Areas that could particularly benefit from clarification are:

  • What a nonprofit organization is
  • how it is different from a for-profit corporation
  • the role of staff versus board
  • potential conflicts of interest
  • and/or how nonprofits get their funding

Match Board Members to Your Organization's Needs

Your board can be a powerful source of pro bono expertise in areas that you may need expertise –but can’t afford professional help.  For instance, your board members could have skills in:

  • finance
  • public relations
  • legal and human resources
  • social services, education, religion, etc.

Put Fundraising Front and Center

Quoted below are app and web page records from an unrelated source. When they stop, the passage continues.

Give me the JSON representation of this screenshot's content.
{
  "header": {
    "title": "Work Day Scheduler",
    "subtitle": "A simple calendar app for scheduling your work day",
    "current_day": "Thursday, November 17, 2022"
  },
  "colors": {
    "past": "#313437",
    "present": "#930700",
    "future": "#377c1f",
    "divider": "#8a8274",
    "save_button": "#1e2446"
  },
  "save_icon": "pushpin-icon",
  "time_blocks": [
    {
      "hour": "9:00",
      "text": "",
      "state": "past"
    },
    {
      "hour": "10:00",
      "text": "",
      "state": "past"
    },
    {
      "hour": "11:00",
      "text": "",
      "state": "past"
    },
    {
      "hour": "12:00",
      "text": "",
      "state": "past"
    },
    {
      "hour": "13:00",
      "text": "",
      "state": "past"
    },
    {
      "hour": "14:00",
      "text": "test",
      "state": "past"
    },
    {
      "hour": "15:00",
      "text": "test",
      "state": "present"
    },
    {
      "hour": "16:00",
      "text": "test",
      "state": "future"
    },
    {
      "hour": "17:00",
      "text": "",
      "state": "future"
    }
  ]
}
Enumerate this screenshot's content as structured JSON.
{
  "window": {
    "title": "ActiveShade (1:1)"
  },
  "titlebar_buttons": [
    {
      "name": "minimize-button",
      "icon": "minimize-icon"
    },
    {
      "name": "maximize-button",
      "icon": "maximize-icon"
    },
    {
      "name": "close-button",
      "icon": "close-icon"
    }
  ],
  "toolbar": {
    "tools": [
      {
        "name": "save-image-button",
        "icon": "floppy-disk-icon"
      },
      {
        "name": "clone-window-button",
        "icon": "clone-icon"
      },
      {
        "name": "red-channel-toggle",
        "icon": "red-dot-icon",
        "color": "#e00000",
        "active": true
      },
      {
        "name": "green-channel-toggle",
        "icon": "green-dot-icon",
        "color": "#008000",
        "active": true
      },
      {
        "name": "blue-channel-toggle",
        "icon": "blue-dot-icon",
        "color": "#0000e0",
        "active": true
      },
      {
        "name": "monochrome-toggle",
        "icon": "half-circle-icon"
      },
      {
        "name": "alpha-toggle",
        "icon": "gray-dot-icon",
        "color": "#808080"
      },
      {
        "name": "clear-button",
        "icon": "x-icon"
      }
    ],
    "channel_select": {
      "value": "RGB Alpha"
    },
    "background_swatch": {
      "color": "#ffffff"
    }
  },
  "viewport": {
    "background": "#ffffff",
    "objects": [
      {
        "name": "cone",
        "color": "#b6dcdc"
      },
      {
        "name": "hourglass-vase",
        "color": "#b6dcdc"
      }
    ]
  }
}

Some nonprofits are reluctant to mention fundraising to their board members. Yet, helping to raise funds has everything to do with making sure the organization remains financially sound.  Finances are not just about overseeing the budget. It is about understanding how the organization is funded, how fundraising works and taking an active part in it.  

So, do consider the fundraising potential of every board member before inviting them to join. That doesn't mean that every board member should be wealthy. However, they are expected to set an example by donating to the organization; and, more importantly, by soliciting other contributions. Every board member should participate in giving in the way that they can; but more notably, they should all act as catalysts in this vital function.

Many nonprofits require a donation to the organization from their board members.  Although this should not be critical in deciding whether or not to invite a prospect to join the board.  Far more important is the commitment to the organization’s cause.

In the end, board members should be comfortable with fundraising. In fact, the most successful nonprofits have active and engaged boards who take an active part in the organization’s fundraising campaigns.  So, when a new board member is recruited, fundraising duties of the board should be made very clear. 

Make a list of ways for the board to help with fundraising.  Board members should be able to identify and reach out to potential major donors. If auctions are part of your fundraising exercise, ask that board members solicit items from businesses for the auction. 

In summary, keep board members active. No one should get a free pass. Just showing up for board meetings is not enough!

Your Great Event is the leading event planning company with a focus on nonprofit organizations’ needs. We specialize in cause marketing, fundraising events, auctions and other special events in support of our client’s missions.